Death row inmate Scott Dozier was scheduled to be the first person executed in Nevada in more than a decade. Just hours before Wednesday night's execution, however, multiple drug companies intervened in court, and a Las Vegas judge has halted the procedure. KUNR has updates here.
Updated 3:00 pm Thursday:
On Wednesday, a Las Vegas Judge postponed death row inmate Scott Dozier’s execution hours before it was scheduled to occur. Alvogen, the makers of midazolam, sued the State of Nevada, to prevent the use of their drug in executions.
Todd Bice, an attorney for Alvogen, said the company had sent a letter to state officials in April telling them it opposes the use of midazolam in executions. There has been public criticism of botched executions in states where midazolam has been used, and states are scrambling for methods of legally carrying out death sentences.
After the stay, Dozier was returned to death row and placed on suicide watch until prison officials could administer a psychological examination. Dozier was also placed on suicide watch after his execution was postponed last November. KUNR’s Tim Lenard spoke with VICE correspondent Gianna Toboni, who has been in contact with Dozier for almost a year.
Updated 12:07 pm Wednesday:
A Nevada judge is halting the use of a drug in the execution of a twice-convicted killer, Scott Raymond Dozier, mere hours before he was scheduled to die by a first-of-its-kind lethal injection mixture.

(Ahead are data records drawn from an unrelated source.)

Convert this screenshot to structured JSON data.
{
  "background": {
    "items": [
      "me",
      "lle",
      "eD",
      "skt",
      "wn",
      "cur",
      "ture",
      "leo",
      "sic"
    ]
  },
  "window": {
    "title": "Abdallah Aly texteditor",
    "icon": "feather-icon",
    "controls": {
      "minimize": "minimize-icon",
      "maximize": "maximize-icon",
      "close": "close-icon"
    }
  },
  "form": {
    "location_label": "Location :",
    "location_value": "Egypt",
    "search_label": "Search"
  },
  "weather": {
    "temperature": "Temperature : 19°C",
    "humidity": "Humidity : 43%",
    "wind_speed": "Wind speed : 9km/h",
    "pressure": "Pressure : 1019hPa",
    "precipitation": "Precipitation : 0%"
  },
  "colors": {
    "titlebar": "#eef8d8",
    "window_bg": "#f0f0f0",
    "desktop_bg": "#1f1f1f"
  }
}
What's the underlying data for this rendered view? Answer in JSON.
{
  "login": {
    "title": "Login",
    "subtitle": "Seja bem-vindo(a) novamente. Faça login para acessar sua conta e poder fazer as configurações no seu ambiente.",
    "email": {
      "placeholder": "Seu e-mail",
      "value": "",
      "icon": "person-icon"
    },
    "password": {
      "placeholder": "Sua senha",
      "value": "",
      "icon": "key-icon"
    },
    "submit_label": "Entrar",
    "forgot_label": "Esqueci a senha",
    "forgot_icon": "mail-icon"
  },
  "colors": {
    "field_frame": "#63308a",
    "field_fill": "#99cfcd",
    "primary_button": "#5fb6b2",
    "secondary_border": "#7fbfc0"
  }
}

Clark County District Court Judge Elizabeth Gonzalez ordered the delay Wednesday morning in response to a challenge by New Jersey-based drugmaker Alvogen, which says it doesn't want its product, midazolam, used in "botched" executions.
The order is the first time a drug company has successfully sued to halt an execution in the U.S. involving one of its drugs.
Updated 10:05 am Wednesday:
A second drug company is asking to intervene in a last-minute Nevada court hearing hours before a twice-convicted killer is scheduled to be executed by lethal injection.
Drug company Sandoz wants to join New Jersey-based drugmaker Alvogen in its objection to the Wednesday evening execution of Scott Raymond Dozier. Sandoz produces the paralytic cisatracurium and the synthetic opioid fentanyl, which are two of the three drugs Nevada had planned to use on Dozier in a first-of-its-kind combination.
New Jersey-based Alvogen says in a lawsuit filed Tuesday it doesn't want its product used in "botched" executions.
Alvogen produces the sedative midazolam, which Nevada Department of Prisons Brooke Santina says was the first drug scheduled to be used on Dozier, according to the protocol signed by department director James Dzurenda. She says she did not know of any alternative.
Dozier is steadfast in his desire to be put to death, but a final-hour lawsuit by a drug company could halt his lethal injection. Dozier has said repeatedly he wants to die and doesn't care if it's painful.
The lawsuit is the second legal challenge to an execution by a drug company in the U.S. A previous challenge in Arkansas was unsuccessful.
Updated at 10 am Wednesday:
Midazolam is one of the three drugs in a new procedure the Nevada Department of Corrections developed in order to carry out executions. At this time, it's unclear if the execution will proceed and a court hearing is underway in Las Vegas.
Alvogen, makers of the sedative midazolam, filed a lawsuit Tuesday to prevent the State of Nevada from using their drug in the planned execution of Scott Dozier Wednesday night.
Toboni says Dozier is well aware of what the drug might do to him.
“His end goal here, as he continues to say, is that, ‘I’m not getting off that table.’ And I said, ‘Are you concerned at all that the midazolam is going to cause you to struggle,’ and he goes, ‘You know what? I almost expect it to.’”
In 2015, the United States Supreme Court ruled that it was okay for states to use midazolam for lethal injection however organizations like the Nevada ACLU still object to its use saying it has been linked to problematic executions in several states.